**Problem statement**
Please tally the lines in the records that include the word "actionField" and answer with the bare number.

(Material for this task begins)

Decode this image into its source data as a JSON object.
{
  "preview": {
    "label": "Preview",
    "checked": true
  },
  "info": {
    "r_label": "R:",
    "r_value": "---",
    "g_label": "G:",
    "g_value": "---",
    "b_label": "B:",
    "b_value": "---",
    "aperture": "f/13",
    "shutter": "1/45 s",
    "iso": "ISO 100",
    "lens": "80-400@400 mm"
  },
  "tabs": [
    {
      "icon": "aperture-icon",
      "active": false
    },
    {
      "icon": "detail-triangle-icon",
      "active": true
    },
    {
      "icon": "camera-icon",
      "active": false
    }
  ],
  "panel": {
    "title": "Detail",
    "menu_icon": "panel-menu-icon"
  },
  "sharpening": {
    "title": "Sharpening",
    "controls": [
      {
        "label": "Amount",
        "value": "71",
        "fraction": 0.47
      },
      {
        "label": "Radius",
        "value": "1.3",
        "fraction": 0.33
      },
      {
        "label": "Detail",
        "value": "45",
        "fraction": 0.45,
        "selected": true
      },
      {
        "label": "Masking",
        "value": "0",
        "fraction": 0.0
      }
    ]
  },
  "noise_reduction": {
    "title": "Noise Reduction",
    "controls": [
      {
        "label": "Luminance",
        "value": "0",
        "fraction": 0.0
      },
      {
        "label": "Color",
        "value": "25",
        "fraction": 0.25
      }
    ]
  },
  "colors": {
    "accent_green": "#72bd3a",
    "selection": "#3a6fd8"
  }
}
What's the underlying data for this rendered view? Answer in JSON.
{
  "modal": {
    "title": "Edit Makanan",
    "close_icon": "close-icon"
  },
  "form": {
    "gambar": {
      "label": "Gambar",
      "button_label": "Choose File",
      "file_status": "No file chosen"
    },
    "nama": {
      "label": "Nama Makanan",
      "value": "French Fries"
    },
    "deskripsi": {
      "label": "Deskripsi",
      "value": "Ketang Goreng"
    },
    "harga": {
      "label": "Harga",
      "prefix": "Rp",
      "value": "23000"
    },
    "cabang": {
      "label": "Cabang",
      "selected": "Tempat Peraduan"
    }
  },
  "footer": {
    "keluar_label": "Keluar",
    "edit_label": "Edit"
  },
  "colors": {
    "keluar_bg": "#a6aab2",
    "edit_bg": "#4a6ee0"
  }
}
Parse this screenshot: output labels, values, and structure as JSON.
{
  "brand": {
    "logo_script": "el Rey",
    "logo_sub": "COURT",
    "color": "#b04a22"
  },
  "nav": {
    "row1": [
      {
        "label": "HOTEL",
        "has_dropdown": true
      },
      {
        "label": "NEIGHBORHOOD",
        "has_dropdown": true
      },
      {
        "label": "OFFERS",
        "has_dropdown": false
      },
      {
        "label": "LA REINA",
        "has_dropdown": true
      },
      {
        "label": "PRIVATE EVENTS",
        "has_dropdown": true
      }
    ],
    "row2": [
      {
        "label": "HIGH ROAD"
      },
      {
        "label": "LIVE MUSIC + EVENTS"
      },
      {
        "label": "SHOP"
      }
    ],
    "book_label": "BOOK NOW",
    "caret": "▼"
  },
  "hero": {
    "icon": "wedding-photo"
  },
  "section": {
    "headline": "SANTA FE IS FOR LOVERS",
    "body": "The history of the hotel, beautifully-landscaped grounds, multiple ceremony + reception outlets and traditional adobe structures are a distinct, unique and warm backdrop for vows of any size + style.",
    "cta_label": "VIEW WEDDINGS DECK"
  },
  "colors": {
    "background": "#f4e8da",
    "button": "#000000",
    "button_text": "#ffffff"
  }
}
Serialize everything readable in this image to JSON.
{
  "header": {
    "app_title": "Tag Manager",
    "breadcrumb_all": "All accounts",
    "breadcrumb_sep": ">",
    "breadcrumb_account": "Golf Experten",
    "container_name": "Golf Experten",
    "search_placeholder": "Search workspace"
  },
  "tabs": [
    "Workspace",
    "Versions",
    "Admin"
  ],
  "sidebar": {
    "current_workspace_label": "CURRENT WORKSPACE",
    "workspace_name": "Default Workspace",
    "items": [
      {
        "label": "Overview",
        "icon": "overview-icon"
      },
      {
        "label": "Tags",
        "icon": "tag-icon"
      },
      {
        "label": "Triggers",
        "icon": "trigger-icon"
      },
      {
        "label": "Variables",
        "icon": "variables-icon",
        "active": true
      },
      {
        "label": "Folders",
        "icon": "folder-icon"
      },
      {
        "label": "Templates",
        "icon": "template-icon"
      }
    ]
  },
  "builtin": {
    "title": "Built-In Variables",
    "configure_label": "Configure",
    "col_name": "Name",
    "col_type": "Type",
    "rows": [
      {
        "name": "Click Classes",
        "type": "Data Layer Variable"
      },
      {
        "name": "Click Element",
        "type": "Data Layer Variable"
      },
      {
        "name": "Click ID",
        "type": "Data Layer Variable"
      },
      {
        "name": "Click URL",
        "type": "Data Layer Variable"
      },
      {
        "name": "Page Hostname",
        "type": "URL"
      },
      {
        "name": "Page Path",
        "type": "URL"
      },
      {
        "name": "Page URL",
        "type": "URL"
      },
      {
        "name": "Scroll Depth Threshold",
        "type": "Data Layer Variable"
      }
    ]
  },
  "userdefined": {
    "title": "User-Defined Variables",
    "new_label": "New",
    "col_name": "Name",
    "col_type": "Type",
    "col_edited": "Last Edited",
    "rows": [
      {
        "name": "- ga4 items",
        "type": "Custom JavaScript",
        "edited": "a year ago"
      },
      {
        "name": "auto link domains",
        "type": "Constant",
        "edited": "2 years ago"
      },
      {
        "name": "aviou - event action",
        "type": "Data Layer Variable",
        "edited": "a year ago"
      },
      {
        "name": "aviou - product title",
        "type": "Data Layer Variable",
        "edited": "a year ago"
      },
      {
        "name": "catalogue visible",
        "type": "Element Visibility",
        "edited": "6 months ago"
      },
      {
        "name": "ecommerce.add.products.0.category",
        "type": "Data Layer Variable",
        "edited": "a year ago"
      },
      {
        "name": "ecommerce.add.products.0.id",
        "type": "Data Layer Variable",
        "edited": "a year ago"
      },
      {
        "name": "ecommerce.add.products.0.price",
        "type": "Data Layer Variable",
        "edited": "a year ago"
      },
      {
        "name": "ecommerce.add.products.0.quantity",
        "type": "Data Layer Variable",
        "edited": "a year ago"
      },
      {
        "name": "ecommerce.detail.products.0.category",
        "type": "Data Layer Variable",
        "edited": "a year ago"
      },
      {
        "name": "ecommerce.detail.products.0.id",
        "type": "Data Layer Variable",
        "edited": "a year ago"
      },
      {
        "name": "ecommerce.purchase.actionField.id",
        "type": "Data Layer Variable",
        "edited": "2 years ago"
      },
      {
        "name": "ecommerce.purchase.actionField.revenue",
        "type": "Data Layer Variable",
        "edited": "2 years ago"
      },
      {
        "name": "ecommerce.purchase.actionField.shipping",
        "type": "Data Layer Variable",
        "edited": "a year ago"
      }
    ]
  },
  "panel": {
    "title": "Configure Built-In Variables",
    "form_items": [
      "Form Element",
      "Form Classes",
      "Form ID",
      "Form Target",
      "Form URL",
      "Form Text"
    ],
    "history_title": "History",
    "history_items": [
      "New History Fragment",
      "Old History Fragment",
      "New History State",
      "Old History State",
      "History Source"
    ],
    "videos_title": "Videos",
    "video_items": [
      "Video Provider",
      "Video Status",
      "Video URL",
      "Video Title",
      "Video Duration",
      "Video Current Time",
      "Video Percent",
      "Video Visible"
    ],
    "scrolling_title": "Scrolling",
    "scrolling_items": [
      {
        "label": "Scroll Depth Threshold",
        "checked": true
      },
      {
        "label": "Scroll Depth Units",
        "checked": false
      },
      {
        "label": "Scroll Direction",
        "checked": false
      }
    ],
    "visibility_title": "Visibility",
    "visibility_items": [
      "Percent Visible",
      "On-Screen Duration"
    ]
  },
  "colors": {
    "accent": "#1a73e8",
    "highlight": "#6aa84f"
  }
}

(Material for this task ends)

**Task response**
3